> _WHAT YOU ARE ASKED TO DO_
Every line below needs to be printed again exactly, without any of its pictures.

> _EXTRACTED MATERIAL_
[Start of Attachment]

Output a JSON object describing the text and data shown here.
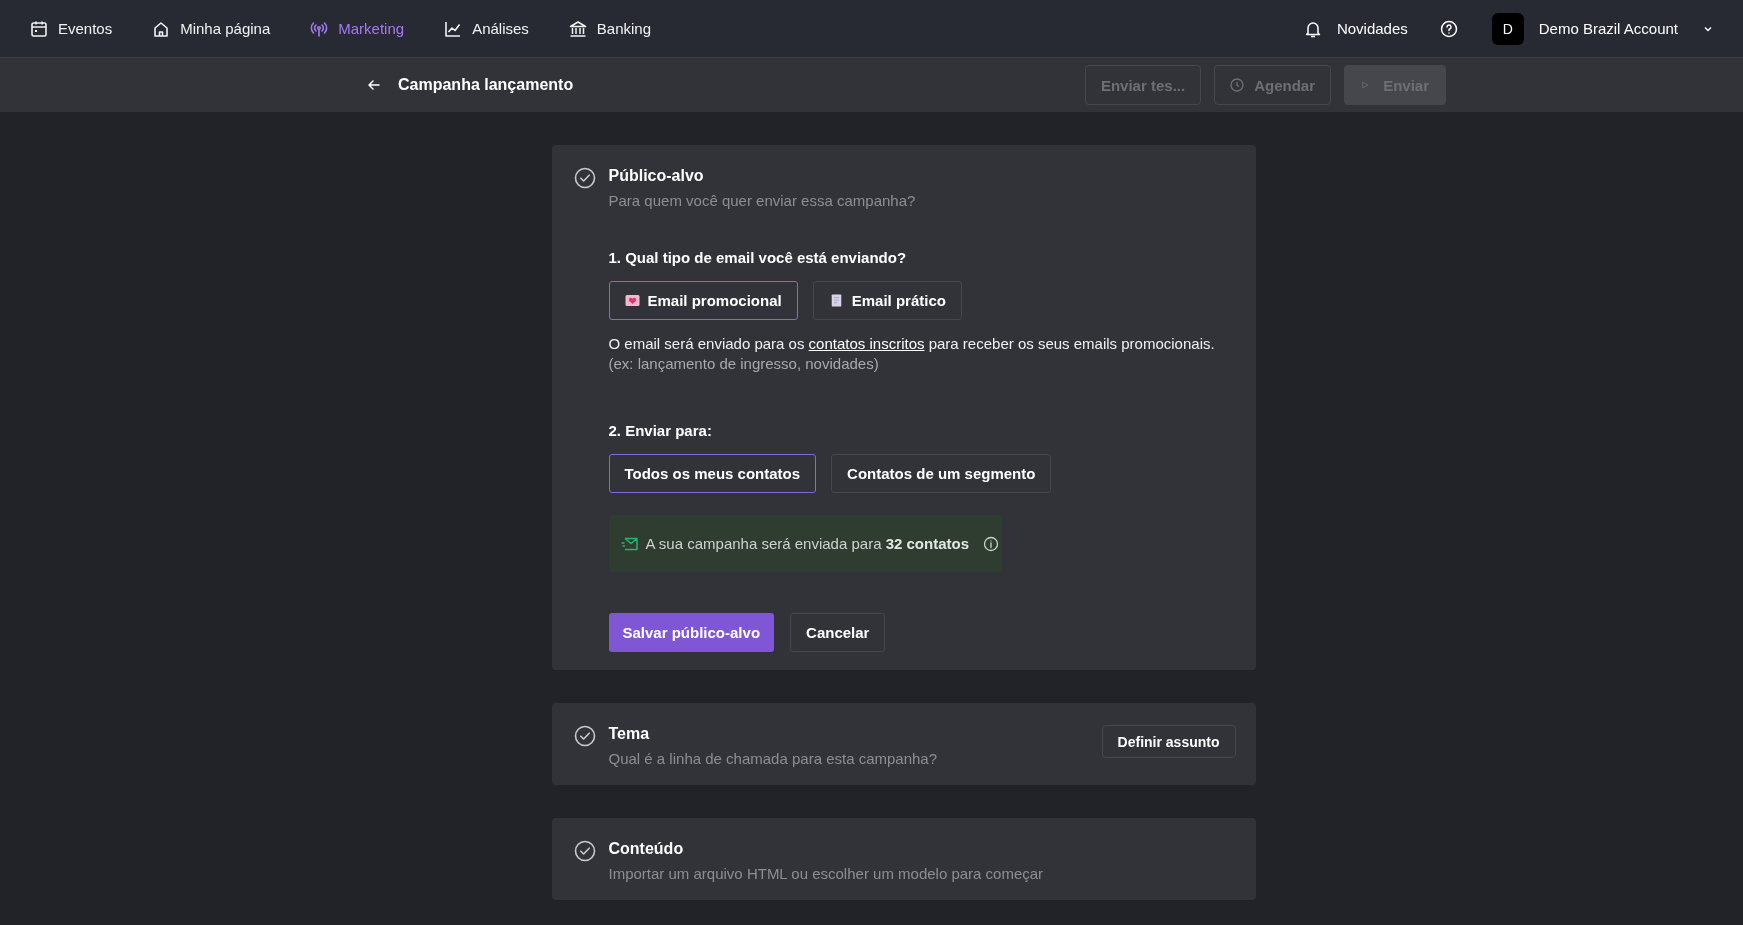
{
  "nav": {
    "items": [
      {
        "label": "Eventos",
        "selected": false
      },
      {
        "label": "Minha página",
        "selected": false
      },
      {
        "label": "Marketing",
        "selected": true
      },
      {
        "label": "Análises",
        "selected": false
      },
      {
        "label": "Banking",
        "selected": false
      }
    ],
    "news": "Novidades",
    "account": {
      "initial": "D",
      "name": "Demo Brazil Account"
    }
  },
  "header": {
    "title": "Campanha lançamento",
    "actions": [
      {
        "label": "Enviar tes...",
        "kind": "outline",
        "disabled": true
      },
      {
        "label": "Agendar",
        "kind": "schedule",
        "disabled": true
      },
      {
        "label": "Enviar",
        "kind": "send",
        "disabled": true
      }
    ]
  },
  "sections": [
    {
      "title": "Público-alvo",
      "subtitle": "Para quem você quer enviar essa campanha?",
      "expanded": true,
      "question_1": "1. Qual tipo de email você está enviando?",
      "email_types": [
        {
          "label": "Email promocional",
          "kind": "promo",
          "selected": true
        },
        {
          "label": "Email prático",
          "kind": "practical",
          "selected": false
        }
      ],
      "description": {
        "before": "O email será enviado para os ",
        "link": "contatos inscritos",
        "after": " para receber os seus emails promocionais."
      },
      "example": "(ex: lançamento de ingresso, novidades)",
      "question_2": "2. Enviar para:",
      "recipients": [
        {
          "label": "Todos os meus contatos",
          "selected": true
        },
        {
          "label": "Contatos de um segmento",
          "selected": false
        }
      ],
      "summary": "A sua campanha será enviada para **32 contatos**",
      "save": "Salvar público-alvo",
      "cancel": "Cancelar"
    },
    {
      "title": "Tema",
      "subtitle": "Qual é a linha de chamada para esta campanha?",
      "expanded": false,
      "action": "Definir assunto"
    },
    {
      "title": "Conteúdo",
      "subtitle": "Importar um arquivo HTML ou escolher um modelo para começar",
      "expanded": false
    }
  ]
}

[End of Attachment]

> _ANSWER TO THE PROBLEM_
Output a JSON object describing the text and data shown here.
{
  "nav": {
    "items": [
      {
        "label": "Eventos",
        "selected": false
      },
      {
        "label": "Minha página",
        "selected": false
      },
      {
        "label": "Marketing",
        "selected": true
      },
      {
        "label": "Análises",
        "selected": false
      },
      {
        "label": "Banking",
        "selected": false
      }
    ],
    "news": "Novidades",
    "account": {
      "initial": "D",
      "name": "Demo Brazil Account"
    }
  },
  "header": {
    "title": "Campanha lançamento",
    "actions": [
      {
        "label": "Enviar tes...",
        "kind": "outline",
        "disabled": true
      },
      {
        "label": "Agendar",
        "kind": "schedule",
        "disabled": true
      },
      {
        "label": "Enviar",
        "kind": "send",
        "disabled": true
      }
    ]
  },
  "sections": [
    {
      "title": "Público-alvo",
      "subtitle": "Para quem você quer enviar essa campanha?",
      "expanded": true,
      "question_1": "1. Qual tipo de email você está enviando?",
      "email_types": [
        {
          "label": "Email promocional",
          "kind": "promo",
          "selected": true
        },
        {
          "label": "Email prático",
          "kind": "practical",
          "selected": false
        }
      ],
      "description": {
        "before": "O email será enviado para os ",
        "link": "contatos inscritos",
        "after": " para receber os seus emails promocionais."
      },
      "example": "(ex: lançamento de ingresso, novidades)",
      "question_2": "2. Enviar para:",
      "recipients": [
        {
          "label": "Todos os meus contatos",
          "selected": true
        },
        {
          "label": "Contatos de um segmento",
          "selected": false
        }
      ],
      "summary": "A sua campanha será enviada para **32 contatos**",
      "save": "Salvar público-alvo",
      "cancel": "Cancelar"
    },
    {
      "title": "Tema",
      "subtitle": "Qual é a linha de chamada para esta campanha?",
      "expanded": false,
      "action": "Definir assunto"
    },
    {
      "title": "Conteúdo",
      "subtitle": "Importar um arquivo HTML ou escolher um modelo para começar",
      "expanded": false
    }
  ]
}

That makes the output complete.